Exercise brief
Print out the data that follows exactly, character for character, apart from the pictures.

Record set
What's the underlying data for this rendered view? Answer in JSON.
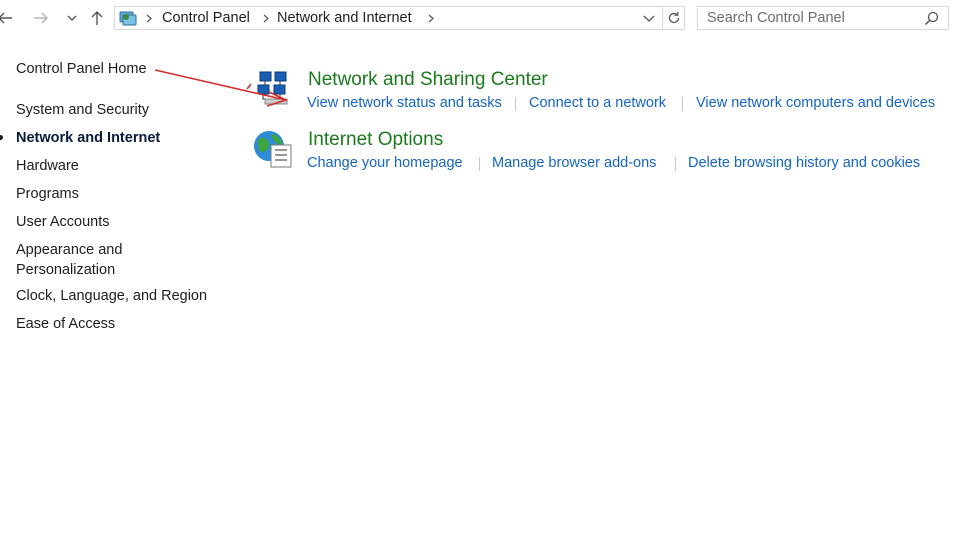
{
  "breadcrumb": {
    "items": [
      "Control Panel",
      "Network and Internet"
    ]
  },
  "search": {
    "placeholder": "Search Control Panel"
  },
  "sidebar": {
    "home": "Control Panel Home",
    "items": [
      {
        "label": "System and Security"
      },
      {
        "label": "Network and Internet",
        "active": true
      },
      {
        "label": "Hardware"
      },
      {
        "label": "Programs"
      },
      {
        "label": "User Accounts"
      },
      {
        "label": "Appearance and"
      },
      {
        "label": "Personalization"
      },
      {
        "label": "Clock, Language, and Region"
      },
      {
        "label": "Ease of Access"
      }
    ]
  },
  "categories": [
    {
      "title": "Network and Sharing Center",
      "icon": "network-sharing-icon",
      "links": [
        "View network status and tasks",
        "Connect to a network",
        "View network computers and devices"
      ]
    },
    {
      "title": "Internet Options",
      "icon": "internet-options-icon",
      "links": [
        "Change your homepage",
        "Manage browser add-ons",
        "Delete browsing history and cookies"
      ]
    }
  ],
  "colors": {
    "category_title": "#1d7a1d",
    "link": "#1565c0",
    "annotation_arrow": "#d32f2f"
  }
}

Reply to the task
What's the underlying data for this rendered view? Answer in JSON.
{
  "breadcrumb": {
    "items": [
      "Control Panel",
      "Network and Internet"
    ]
  },
  "search": {
    "placeholder": "Search Control Panel"
  },
  "sidebar": {
    "home": "Control Panel Home",
    "items": [
      {
        "label": "System and Security"
      },
      {
        "label": "Network and Internet",
        "active": true
      },
      {
        "label": "Hardware"
      },
      {
        "label": "Programs"
      },
      {
        "label": "User Accounts"
      },
      {
        "label": "Appearance and"
      },
      {
        "label": "Personalization"
      },
      {
        "label": "Clock, Language, and Region"
      },
      {
        "label": "Ease of Access"
      }
    ]
  },
  "categories": [
    {
      "title": "Network and Sharing Center",
      "icon": "network-sharing-icon",
      "links": [
        "View network status and tasks",
        "Connect to a network",
        "View network computers and devices"
      ]
    },
    {
      "title": "Internet Options",
      "icon": "internet-options-icon",
      "links": [
        "Change your homepage",
        "Manage browser add-ons",
        "Delete browsing history and cookies"
      ]
    }
  ],
  "colors": {
    "category_title": "#1d7a1d",
    "link": "#1565c0",
    "annotation_arrow": "#d32f2f"
  }
}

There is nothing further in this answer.